**EXERCISE**: Some lines below may hold the string "phone". Count them and give only the total.

**RECORDS SUPPLIED**:
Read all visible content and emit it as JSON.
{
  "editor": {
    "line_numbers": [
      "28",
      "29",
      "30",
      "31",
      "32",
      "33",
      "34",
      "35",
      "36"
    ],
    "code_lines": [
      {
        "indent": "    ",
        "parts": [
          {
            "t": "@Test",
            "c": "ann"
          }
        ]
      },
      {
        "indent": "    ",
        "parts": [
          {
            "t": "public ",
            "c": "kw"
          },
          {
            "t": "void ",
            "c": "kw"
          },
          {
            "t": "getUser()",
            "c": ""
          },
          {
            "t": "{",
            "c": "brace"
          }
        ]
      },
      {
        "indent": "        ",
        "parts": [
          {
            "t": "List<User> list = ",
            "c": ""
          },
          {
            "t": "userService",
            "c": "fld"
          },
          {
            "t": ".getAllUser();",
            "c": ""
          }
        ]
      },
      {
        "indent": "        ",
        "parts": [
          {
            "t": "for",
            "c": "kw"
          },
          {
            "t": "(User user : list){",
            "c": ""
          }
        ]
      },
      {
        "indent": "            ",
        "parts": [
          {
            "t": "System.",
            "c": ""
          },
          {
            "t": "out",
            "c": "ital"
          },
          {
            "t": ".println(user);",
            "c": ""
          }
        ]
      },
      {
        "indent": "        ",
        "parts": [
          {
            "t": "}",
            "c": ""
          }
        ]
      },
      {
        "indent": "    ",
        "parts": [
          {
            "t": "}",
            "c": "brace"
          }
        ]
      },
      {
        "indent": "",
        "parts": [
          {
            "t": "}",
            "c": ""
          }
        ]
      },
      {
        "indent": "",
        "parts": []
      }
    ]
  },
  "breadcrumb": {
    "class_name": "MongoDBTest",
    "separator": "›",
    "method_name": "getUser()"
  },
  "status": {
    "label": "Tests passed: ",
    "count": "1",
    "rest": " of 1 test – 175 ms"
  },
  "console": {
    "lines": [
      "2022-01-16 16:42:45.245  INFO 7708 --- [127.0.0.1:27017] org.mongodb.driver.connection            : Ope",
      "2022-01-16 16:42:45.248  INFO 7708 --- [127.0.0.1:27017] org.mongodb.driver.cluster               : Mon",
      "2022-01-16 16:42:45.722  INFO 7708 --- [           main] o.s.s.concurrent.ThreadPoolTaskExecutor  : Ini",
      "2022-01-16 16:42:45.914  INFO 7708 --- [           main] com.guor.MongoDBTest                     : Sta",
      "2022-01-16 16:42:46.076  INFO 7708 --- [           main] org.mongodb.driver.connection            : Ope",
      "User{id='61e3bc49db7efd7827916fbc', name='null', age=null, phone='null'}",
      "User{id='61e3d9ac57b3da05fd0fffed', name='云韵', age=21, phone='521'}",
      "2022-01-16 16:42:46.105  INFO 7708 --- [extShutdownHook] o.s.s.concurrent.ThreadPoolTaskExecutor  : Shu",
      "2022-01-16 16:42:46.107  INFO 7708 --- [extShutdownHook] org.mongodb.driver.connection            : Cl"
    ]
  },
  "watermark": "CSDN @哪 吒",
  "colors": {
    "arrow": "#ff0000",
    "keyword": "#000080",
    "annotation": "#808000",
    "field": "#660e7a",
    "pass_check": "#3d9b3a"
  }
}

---

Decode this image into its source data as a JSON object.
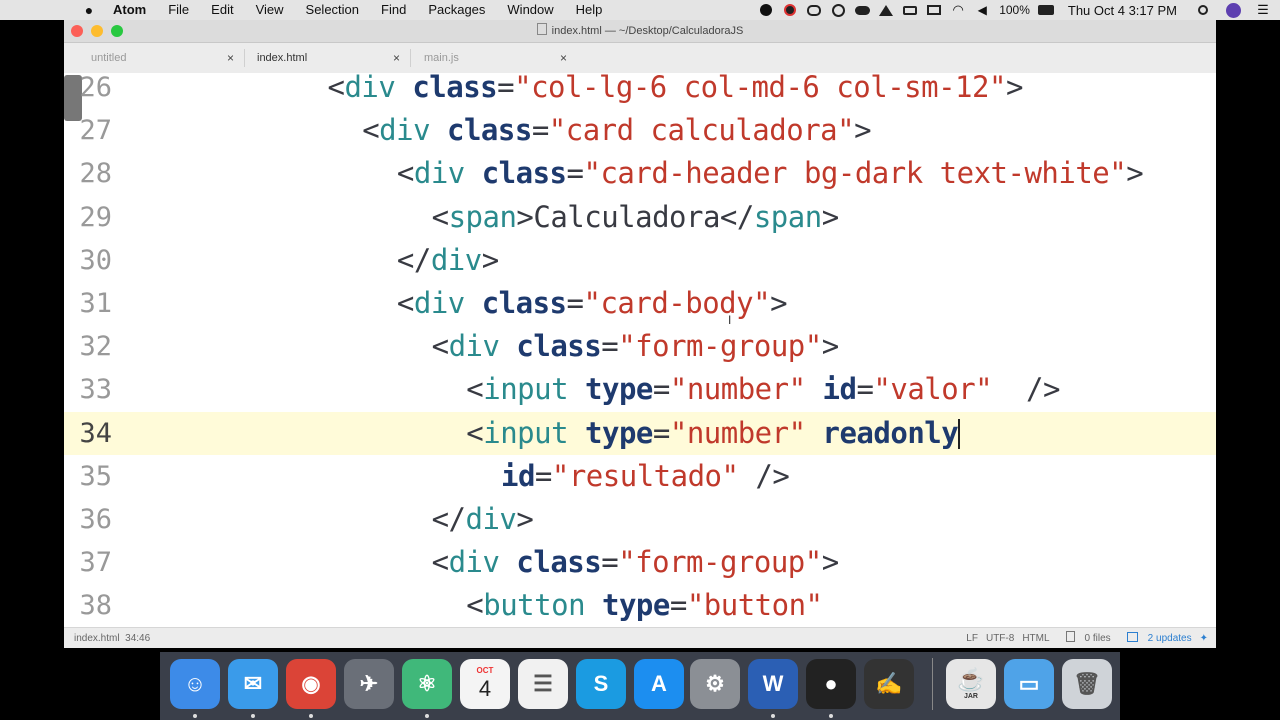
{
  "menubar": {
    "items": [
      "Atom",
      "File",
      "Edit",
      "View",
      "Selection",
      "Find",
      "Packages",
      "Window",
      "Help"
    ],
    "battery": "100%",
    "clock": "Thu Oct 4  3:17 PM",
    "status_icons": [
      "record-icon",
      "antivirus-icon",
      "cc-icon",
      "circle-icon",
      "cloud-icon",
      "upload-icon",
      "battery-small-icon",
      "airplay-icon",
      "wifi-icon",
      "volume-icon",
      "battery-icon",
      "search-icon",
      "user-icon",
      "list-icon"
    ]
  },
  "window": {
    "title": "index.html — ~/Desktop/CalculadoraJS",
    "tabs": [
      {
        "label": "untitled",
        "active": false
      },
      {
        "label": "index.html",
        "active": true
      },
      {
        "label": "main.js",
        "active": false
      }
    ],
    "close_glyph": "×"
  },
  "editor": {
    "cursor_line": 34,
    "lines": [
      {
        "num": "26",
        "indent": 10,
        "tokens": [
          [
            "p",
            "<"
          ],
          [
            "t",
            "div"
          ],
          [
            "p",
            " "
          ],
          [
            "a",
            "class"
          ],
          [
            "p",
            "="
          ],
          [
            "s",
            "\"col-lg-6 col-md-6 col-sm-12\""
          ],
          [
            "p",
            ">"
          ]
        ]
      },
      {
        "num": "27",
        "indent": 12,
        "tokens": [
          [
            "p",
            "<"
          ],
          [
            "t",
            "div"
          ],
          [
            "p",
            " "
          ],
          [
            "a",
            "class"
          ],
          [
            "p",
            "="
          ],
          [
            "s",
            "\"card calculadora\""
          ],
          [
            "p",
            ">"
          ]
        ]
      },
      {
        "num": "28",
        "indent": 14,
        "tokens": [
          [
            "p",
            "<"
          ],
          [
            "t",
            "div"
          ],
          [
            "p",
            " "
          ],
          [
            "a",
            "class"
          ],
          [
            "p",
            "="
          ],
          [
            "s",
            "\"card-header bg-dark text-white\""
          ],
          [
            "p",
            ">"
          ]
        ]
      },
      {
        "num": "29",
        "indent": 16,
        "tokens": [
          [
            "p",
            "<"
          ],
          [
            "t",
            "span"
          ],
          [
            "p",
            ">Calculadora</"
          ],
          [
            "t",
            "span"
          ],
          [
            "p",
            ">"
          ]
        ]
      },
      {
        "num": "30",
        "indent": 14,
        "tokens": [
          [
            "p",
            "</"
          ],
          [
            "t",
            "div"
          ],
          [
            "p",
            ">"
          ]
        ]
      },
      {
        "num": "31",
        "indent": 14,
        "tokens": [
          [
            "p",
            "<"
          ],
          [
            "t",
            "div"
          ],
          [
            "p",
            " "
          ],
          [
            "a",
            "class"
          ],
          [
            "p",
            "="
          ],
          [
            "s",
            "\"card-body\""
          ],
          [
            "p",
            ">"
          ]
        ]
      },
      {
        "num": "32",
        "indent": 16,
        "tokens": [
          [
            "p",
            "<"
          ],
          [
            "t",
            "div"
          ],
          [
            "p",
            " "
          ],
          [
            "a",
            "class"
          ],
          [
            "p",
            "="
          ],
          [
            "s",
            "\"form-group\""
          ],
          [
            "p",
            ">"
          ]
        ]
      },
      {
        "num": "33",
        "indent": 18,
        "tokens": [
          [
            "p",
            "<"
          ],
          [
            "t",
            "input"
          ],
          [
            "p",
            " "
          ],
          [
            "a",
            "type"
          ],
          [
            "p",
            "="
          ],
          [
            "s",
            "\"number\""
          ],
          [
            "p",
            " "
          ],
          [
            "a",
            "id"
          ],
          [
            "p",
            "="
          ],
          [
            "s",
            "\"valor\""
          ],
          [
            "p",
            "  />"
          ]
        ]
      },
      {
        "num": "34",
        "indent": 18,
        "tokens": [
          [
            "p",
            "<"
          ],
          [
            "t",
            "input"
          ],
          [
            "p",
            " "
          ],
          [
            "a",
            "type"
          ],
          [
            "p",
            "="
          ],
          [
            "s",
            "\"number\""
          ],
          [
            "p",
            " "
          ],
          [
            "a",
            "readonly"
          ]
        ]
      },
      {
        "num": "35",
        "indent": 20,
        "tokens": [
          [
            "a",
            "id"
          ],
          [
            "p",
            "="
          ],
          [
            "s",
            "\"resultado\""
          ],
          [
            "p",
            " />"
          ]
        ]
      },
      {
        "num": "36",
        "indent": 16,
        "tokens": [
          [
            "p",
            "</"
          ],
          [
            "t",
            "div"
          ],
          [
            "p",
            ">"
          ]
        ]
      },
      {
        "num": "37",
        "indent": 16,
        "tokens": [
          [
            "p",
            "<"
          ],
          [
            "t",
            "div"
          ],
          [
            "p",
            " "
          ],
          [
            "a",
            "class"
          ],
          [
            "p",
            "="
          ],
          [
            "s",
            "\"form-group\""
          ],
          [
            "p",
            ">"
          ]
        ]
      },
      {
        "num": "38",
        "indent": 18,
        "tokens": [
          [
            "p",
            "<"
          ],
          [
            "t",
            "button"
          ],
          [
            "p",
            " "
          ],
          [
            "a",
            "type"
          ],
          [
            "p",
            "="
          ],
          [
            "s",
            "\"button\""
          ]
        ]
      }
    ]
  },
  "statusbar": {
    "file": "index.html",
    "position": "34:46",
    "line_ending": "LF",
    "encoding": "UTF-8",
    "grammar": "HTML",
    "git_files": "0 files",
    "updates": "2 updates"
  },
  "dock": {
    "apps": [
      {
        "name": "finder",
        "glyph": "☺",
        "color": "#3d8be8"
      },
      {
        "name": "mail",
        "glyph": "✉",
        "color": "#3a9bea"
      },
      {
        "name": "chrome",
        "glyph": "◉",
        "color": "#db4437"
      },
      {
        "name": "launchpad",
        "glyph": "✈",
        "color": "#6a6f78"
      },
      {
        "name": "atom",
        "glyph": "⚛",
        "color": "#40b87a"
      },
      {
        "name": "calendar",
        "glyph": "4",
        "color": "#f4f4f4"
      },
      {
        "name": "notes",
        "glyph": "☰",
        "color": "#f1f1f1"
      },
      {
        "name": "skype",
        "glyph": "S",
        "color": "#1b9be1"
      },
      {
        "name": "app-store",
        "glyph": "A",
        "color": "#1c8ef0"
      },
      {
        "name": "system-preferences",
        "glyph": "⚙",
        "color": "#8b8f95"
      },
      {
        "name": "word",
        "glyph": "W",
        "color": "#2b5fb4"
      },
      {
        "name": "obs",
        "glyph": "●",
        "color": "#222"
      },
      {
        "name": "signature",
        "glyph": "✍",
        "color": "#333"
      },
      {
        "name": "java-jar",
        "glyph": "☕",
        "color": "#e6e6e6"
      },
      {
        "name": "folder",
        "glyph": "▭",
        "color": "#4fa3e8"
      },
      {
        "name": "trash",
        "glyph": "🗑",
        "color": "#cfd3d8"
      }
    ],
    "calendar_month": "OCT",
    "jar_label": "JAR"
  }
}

**OUTPUT FOR THIS EXERCISE**: 2